William Burrell and his wife Francis (née Turner) were among the earliest settlers in Burwood. William, a blacksmith and farrier, conducted his business in Toorak Road. Of their eight children, Doug, Jim, and Wilfred served during WWI. Born in 1891, Doug was the first to enlist and joined the 1st Signal Corps Australian Light Horse, arriving in Egypt for further training before going on to Anzac Cove on 12 May 1915.
With the remainder of the Anzac Force, he was evacuated to Alexandria on 19 December 1915 and there joined the Desert Column formed to conduct mobile operations against the Turks in Palestine. Doug was promoted to Lance Corporal and was Mentioned in Despatches for bravery in the field during the battle for Rafa in January 1917. In November 1917 he was awarded the Military Medal for bravery in the field and in February 1918, was awarded the Distinguished Conduct Medal for conspicuous gallantry and devotion to duty in establishing and maintaining telephone communications under heavy shellfire during the battle for Jerusalem.
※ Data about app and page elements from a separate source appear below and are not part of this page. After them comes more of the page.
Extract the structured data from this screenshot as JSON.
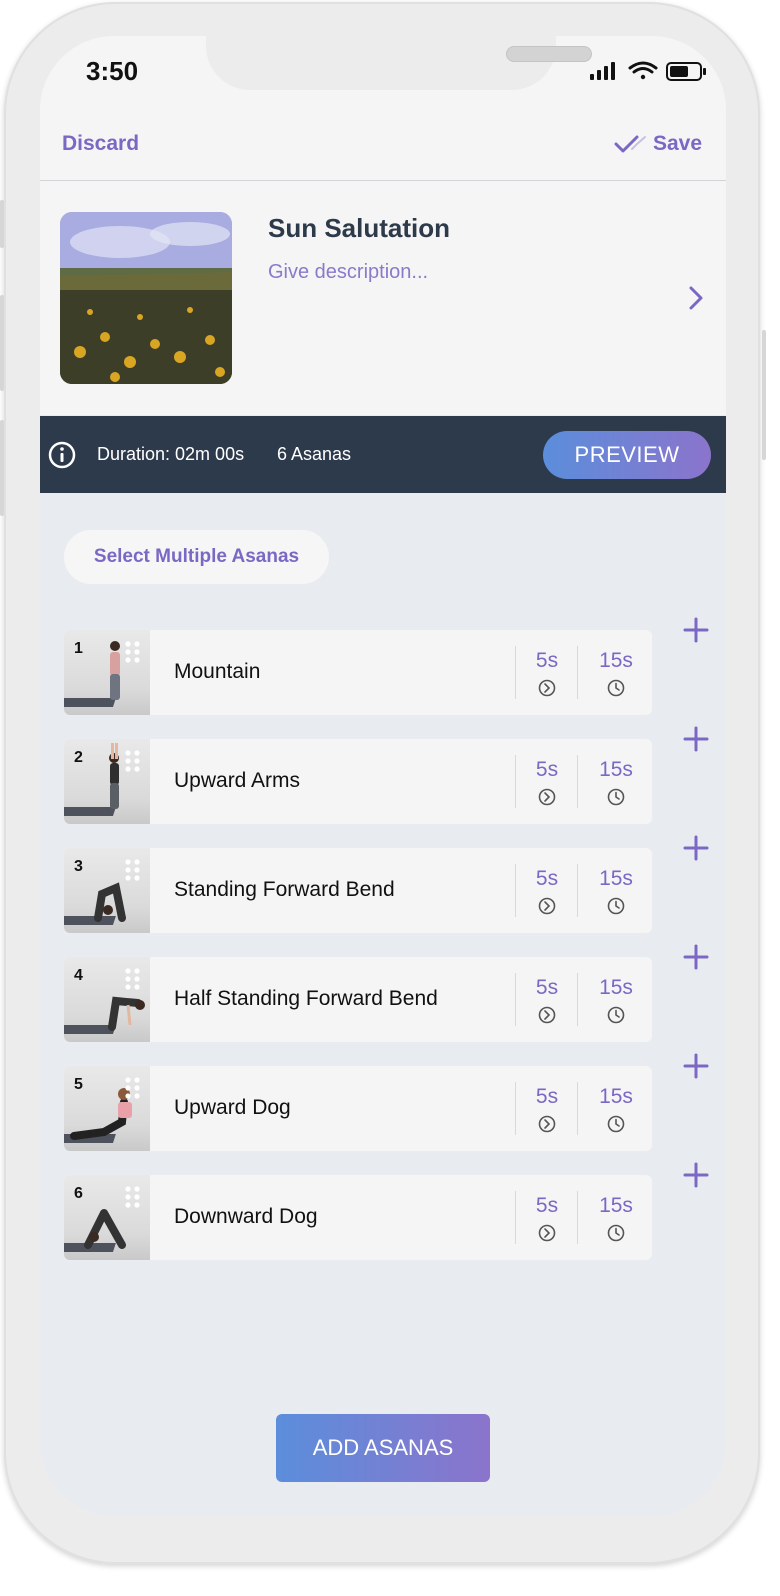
{
  "status_bar": {
    "time": "3:50"
  },
  "nav": {
    "discard_label": "Discard",
    "save_label": "Save"
  },
  "sequence": {
    "title": "Sun Salutation",
    "description_placeholder": "Give description..."
  },
  "info_bar": {
    "duration": "Duration: 02m 00s",
    "asana_count": "6 Asanas",
    "preview_label": "PREVIEW"
  },
  "select_multiple_label": "Select Multiple Asanas",
  "asanas": [
    {
      "number": "1",
      "name": "Mountain",
      "transition": "5s",
      "hold": "15s"
    },
    {
      "number": "2",
      "name": "Upward Arms",
      "transition": "5s",
      "hold": "15s"
    },
    {
      "number": "3",
      "name": "Standing Forward Bend",
      "transition": "5s",
      "hold": "15s"
    },
    {
      "number": "4",
      "name": "Half Standing Forward Bend",
      "transition": "5s",
      "hold": "15s"
    },
    {
      "number": "5",
      "name": "Upward Dog",
      "transition": "5s",
      "hold": "15s"
    },
    {
      "number": "6",
      "name": "Downward Dog",
      "transition": "5s",
      "hold": "15s"
    }
  ],
  "add_button_label": "ADD ASANAS",
  "colors": {
    "accent": "#7b68c4",
    "info_bar_bg": "#2d3a4c",
    "gradient_start": "#5b8edb",
    "gradient_end": "#8b74cc"
  }
}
The Burrell boys returned home safely following the armistice in the Middle East on 31 October 1918. Doug arrived on 24 December and he and his wife Ellen, whom he had married just prior to leaving for overseas, settled in Balwyn and he joined the Tramways. On completion of the Shrine of Remembrance fifteen years later, the Police Commissioner was authorised to select highly decorated WWI veterans to be employed as Shrine Guards and in April 1935 Doug joined the Police Force specifically for duty at the Shine. Francis Douglas Burrell DCM MM served as a Shrine Guard until August 1951. He died 14 years later and was interred at Box Hill Cemetery.
The names of the three Burrell brothers are remembered on the Roll of Honour at St Faith’s Anglican Church, Burwood, the Burwood War Memorial in Warrigal Road and Burwood Primary School’s Honour Roll. The stories of the men on St Faith’s Roll of Honour have been recorded in a booklet called From Orchards to Trenches, copies of which can be ordered from the parish office for $10 plus postage.
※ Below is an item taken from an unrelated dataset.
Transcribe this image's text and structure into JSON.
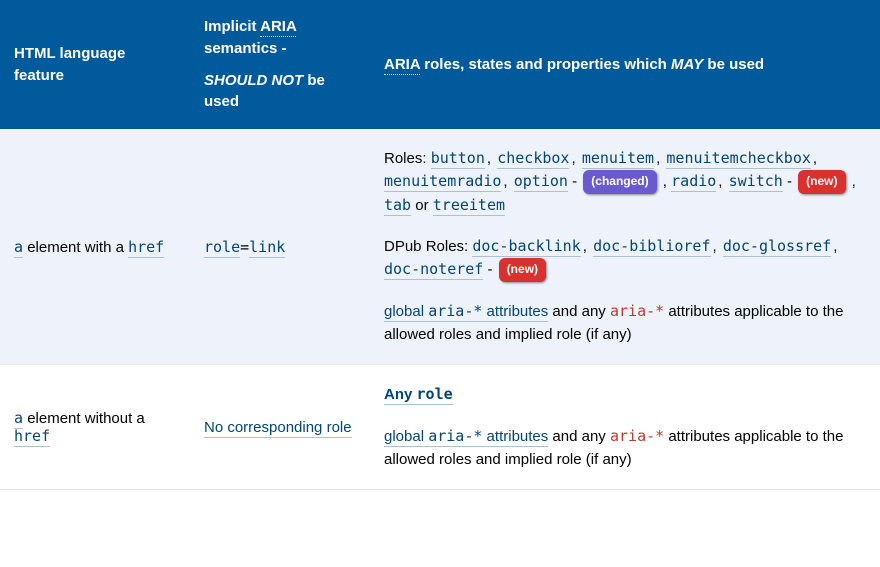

Eighty-five years ago, a short article in The Australasian, of Saturday 8 July 1933, outlined a plan for guarding the Shrine. One of those tasked with doing so was local ex-soldier Doug Burrell:
GUARDING THE SHRINE
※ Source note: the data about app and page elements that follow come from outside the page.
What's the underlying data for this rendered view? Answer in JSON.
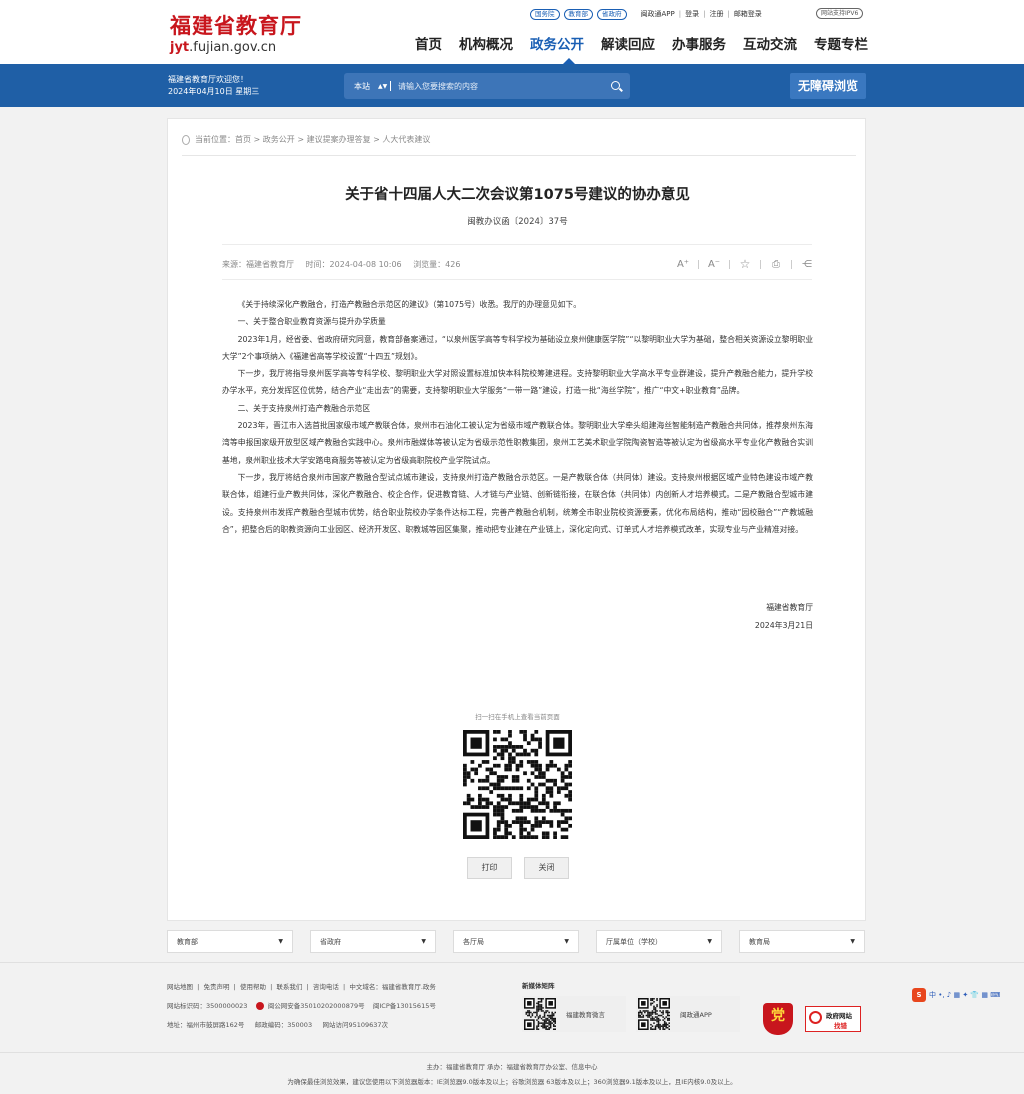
{
  "header": {
    "logo_cn": "福建省教育厅",
    "logo_en_prefix": "jyt",
    "logo_en_suffix": ".fujian.gov.cn",
    "pills": [
      "国务院",
      "教育部",
      "省政府"
    ],
    "app_link": "闽政通APP",
    "login": "登录",
    "register": "注册",
    "mail": "邮箱登录",
    "ipv6": "网站支持IPV6",
    "nav": [
      "首页",
      "机构概况",
      "政务公开",
      "解读回应",
      "办事服务",
      "互动交流",
      "专题专栏"
    ],
    "nav_active_index": 2
  },
  "bluebar": {
    "welcome": "福建省教育厅欢迎您！",
    "date": "2024年04月10日 星期三",
    "search_scope": "本站",
    "search_placeholder": "请输入您要搜索的内容",
    "a11y_button": "无障碍浏览"
  },
  "article": {
    "breadcrumb_label": "当前位置：",
    "breadcrumb": [
      "首页",
      "政务公开",
      "建议提案办理答复",
      "人大代表建议"
    ],
    "title": "关于省十四届人大二次会议第1075号建议的协办意见",
    "doc_number": "闽教办议函〔2024〕37号",
    "source": "来源：福建省教育厅",
    "time": "时间：2024-04-08 10:06",
    "views": "浏览量：426",
    "tools": {
      "font_larger": "A⁺",
      "font_smaller": "A⁻",
      "favorite": "☆",
      "print": "⎙",
      "share": "⋲"
    },
    "paragraphs": [
      "《关于持续深化产教融合，打造产教融合示范区的建议》（第1075号）收悉。我厅的办理意见如下。",
      "一、关于整合职业教育资源与提升办学质量",
      "2023年1月，经省委、省政府研究同意，教育部备案通过，“以泉州医学高等专科学校为基础设立泉州健康医学院”“以黎明职业大学为基础，整合相关资源设立黎明职业大学”2个事项纳入《福建省高等学校设置“十四五”规划》。",
      "下一步，我厅将指导泉州医学高等专科学校、黎明职业大学对照设置标准加快本科院校筹建进程。支持黎明职业大学高水平专业群建设，提升产教融合能力，提升学校办学水平，充分发挥区位优势，结合产业“走出去”的需要，支持黎明职业大学服务“一带一路”建设，打造一批“海丝学院”，推广“中文+职业教育”品牌。",
      "二、关于支持泉州打造产教融合示范区",
      "2023年，晋江市入选首批国家级市域产教联合体，泉州市石油化工被认定为省级市域产教联合体。黎明职业大学牵头组建海丝智能制造产教融合共同体，推荐泉州东海湾等申报国家级开放型区域产教融合实践中心。泉州市融媒体等被认定为省级示范性职教集团，泉州工艺美术职业学院陶瓷智造等被认定为省级高水平专业化产教融合实训基地，泉州职业技术大学安踏电商服务等被认定为省级高职院校产业学院试点。",
      "下一步，我厅将结合泉州市国家产教融合型试点城市建设，支持泉州打造产教融合示范区。一是产教联合体（共同体）建设。支持泉州根据区域产业特色建设市域产教联合体，组建行业产教共同体，深化产教融合、校企合作，促进教育链、人才链与产业链、创新链衔接，在联合体（共同体）内创新人才培养模式。二是产教融合型城市建设。支持泉州市发挥产教融合型城市优势，结合职业院校办学条件达标工程，完善产教融合机制，统筹全市职业院校资源要素，优化布局结构，推动“园校融合”“产教城融合”，把整合后的职教资源向工业园区、经济开发区、职教城等园区集聚，推动把专业建在产业链上，深化定向式、订单式人才培养模式改革，实现专业与产业精准对接。"
    ],
    "sign_org": "福建省教育厅",
    "sign_date": "2024年3月21日",
    "qr_caption": "扫一扫在手机上查看当前页面",
    "print_button": "打印",
    "close_button": "关闭"
  },
  "footer": {
    "selects": [
      "教育部",
      "省政府",
      "各厅局",
      "厅属单位（学校）",
      "教育局"
    ],
    "links": [
      "网站地图",
      "免责声明",
      "使用帮助",
      "联系我们",
      "咨询电话",
      "中文域名：福建省教育厅.政务"
    ],
    "site_code": "网站标识码：3500000023",
    "police": "闽公网安备35010202000879号",
    "icp": "闽ICP备13015615号",
    "address": "地址：福州市鼓屏路162号",
    "postcode": "邮政编码：350003",
    "visits": "网站访问95109637次",
    "media_title": "新媒体矩阵",
    "media": [
      "福建教育微言",
      "闽政通APP"
    ],
    "party_glyph": "党",
    "find_error_1": "政府网站",
    "find_error_2": "找错",
    "ime_brand": "S",
    "ime_icons": "中 •, ♪ ▦ ✦ 👕 ▦ ⌨",
    "host": "主办：福建省教育厅    承办：福建省教育厅办公室、信息中心",
    "browser_note": "为确保最佳浏览效果，建议您使用以下浏览器版本：IE浏览器9.0版本及以上；谷歌浏览器 63版本及以上；360浏览器9.1版本及以上，且IE内核9.0及以上。"
  },
  "colors": {
    "brand_red": "#c8161d",
    "brand_blue": "#1f5fa6",
    "nav_active": "#1a5fb4"
  }
}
The plan of the Premier (Sir Stanley Argyle) for the guarding of the Shrine of Remembrance by former members of the A.I.F. is likely to be realised, though in a modified form. The original proposal was that there should be a guard of about six to eight men at the Shrine and to replace the usual police guard at the gates of Government House; also that there should be a ceremonious changing of the guard at certain hours each day, done in such a way that the public would be attracted to witness the spectacle. The Police department was willing to co-operate, and so was the Defence department, but the Minister for Defence (Senator Sir George Pearce) pointed out that the disadvantage of employing men who were only soldiers for such a task was that they would not have the power of arrest. This difficulty seems to have had some weight, for the Premier has now compromised to the extent that the guard shall consist of policemen who are returned soldiers, and that they shall wear the old A.I.F. uniform. It seems to be a happy way out, for the guard will now be able to arrest intruders (who have already done slight damage to the Shrine), and the Shrine will be guarded by men who were comrades of those whom the Shrine commemorates.
The Australasian, Saturday 8 July 1933